Just as that project was finishing up, Jun Yonezawa was starting an exhibition ofher work at the Keio Hotel in Shinjuku, Tokyo which was to run for 9 days. As with many of her previous shows, Jun featured my music as a sound-track to the exhibition. I had been composing short ensemble works and piano improvisations inspired by her artwork for many years, but like everything the pandemic constrained, I had never had the chance to be physically present, and had been limited to digital recordings. But my stay here now allowed for in person collaboration.
We had started to discuss a new perspective on creating together that we were calling, 'The Synesthesia Project'. Synesthesia is an inherent trait shared by many people whereby a blending of sense impressions occurs; Synesthetes hear colors, and some see sounds and music. Jun had always created artwork as a response to my music, and I had always created music in response to her art.What we could now do was to try to create in real time improvisational response to each other. So, as she created, I would respond to her art musically, and then she would respond to that, and so on; similar to a 'call and response' dynamic in jazz, where two musicians dialogue with each other. Except we were doing it in two different mediums. The Keio exhibition was a great success and the premier presentation of our first Synesthesia work, "One"

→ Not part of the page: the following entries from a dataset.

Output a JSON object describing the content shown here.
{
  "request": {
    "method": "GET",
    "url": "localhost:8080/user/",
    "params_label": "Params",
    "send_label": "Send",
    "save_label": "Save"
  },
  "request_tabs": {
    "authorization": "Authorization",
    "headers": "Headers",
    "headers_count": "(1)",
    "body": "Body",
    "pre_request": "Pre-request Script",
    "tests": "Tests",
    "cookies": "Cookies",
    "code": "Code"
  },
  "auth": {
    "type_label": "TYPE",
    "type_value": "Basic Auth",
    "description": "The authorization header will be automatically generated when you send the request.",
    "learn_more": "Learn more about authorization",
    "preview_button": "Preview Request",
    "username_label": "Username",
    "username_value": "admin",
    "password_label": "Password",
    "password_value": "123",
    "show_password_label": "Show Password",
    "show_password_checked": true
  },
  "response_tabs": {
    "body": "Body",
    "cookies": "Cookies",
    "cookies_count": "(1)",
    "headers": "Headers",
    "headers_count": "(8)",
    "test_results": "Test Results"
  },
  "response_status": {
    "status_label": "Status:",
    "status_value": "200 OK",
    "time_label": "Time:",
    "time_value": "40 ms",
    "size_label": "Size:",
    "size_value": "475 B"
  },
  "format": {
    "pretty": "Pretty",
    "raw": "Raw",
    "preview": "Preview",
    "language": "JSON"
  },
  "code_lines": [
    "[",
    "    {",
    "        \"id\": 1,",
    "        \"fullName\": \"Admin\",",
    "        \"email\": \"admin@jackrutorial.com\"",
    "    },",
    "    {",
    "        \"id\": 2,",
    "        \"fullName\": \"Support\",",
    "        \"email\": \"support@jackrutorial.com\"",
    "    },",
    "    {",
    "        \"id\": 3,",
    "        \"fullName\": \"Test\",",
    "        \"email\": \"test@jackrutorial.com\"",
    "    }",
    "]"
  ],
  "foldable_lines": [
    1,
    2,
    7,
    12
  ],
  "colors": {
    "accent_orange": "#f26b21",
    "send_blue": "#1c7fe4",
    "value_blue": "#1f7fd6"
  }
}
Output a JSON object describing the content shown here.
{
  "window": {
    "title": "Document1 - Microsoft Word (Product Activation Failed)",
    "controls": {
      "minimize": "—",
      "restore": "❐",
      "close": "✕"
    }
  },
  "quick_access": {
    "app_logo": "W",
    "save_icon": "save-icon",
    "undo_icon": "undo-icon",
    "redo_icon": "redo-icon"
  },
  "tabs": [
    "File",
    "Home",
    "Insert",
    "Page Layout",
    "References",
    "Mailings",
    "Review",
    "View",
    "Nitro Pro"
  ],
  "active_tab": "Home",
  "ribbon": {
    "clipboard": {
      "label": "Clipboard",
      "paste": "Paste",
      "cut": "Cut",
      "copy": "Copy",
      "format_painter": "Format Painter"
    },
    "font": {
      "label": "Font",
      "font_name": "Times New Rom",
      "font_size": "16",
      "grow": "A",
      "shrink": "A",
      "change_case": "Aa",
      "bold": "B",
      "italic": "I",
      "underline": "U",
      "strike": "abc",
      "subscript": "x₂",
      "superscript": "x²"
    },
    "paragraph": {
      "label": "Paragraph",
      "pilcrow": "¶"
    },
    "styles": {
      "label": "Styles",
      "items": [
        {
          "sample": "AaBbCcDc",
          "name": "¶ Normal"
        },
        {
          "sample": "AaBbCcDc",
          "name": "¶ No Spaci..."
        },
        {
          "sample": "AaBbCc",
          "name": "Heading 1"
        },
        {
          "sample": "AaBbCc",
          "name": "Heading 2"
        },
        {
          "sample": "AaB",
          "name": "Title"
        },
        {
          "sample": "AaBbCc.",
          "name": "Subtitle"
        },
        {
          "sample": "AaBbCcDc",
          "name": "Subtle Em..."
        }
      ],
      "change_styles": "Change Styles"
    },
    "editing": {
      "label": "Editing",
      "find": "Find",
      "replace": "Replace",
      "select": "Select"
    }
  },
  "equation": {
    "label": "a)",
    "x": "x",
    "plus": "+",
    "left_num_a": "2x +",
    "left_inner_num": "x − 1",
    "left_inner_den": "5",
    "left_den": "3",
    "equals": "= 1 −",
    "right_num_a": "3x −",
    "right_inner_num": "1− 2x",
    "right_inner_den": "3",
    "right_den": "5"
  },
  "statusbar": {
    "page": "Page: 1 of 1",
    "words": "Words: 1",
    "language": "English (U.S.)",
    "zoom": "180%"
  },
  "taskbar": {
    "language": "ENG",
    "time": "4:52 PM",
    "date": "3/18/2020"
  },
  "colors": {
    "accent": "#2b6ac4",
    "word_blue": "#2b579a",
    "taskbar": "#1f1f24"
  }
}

Soin truth, I was prepared for the snow in Otaru. I had seen pictures over the years, had even been here for a light dusting in 2019, so picturesque... And I do enjoy winter, and live in a very rural area of NY which get's a lot of snow.I'm so used to snow shoveling, and digging out cars... I was ready for whatever came down in December. In fact, I was looking forward to it!
When we say snow, I'm not convinced so far that that is the most accurate word for what happens here in Hokkaido, when white stuff starts falling from the sky.
This phenomenon seems to deserve another appellation; snow it is, but more like snow on steroids.
It is quite impressive the amount that has accumulated over the last month.Pretty much daily, with some occasional breaks, it is just what happens here,and Otaru residents are equally impressive in their adaption to what this timeof the year demands. What in New York would be a major blizzard, grumbled about and suffered through for days, impacting power and heat, and making driving impossible, here is just another day... requiring some adjustment, but life simply goes on. Everyone continues to drive over the snow packed roads, take the on-time busses and trains, as in any other season. No complaints, just start shoveling.
But honestly, once I got used to it, I began to deeply appreciate the spectacular depth of beauty that is contained within this natural environment. It is not an image one usually holds when thinking of Japan, at least not me. Northern Japan is quite like another country entirely. Proximity to Russia is no accident; parts of the USA of course will see major snow as well. I think for me what makes this environment so unique is that it is still Japan, with all the cultural accouterments that go along. Tokyo and Sapporo share the same national DNA... it is just so interesting and admirable to see that portrayed in this environment. It is the spirit of Ganbaru, to endure. I continue to be impressed with the resiliency of the Japanese people.
And as far as the shoveling goes, I actually do need more exercise.
Wishing Everyone a Warm and cozy Winter!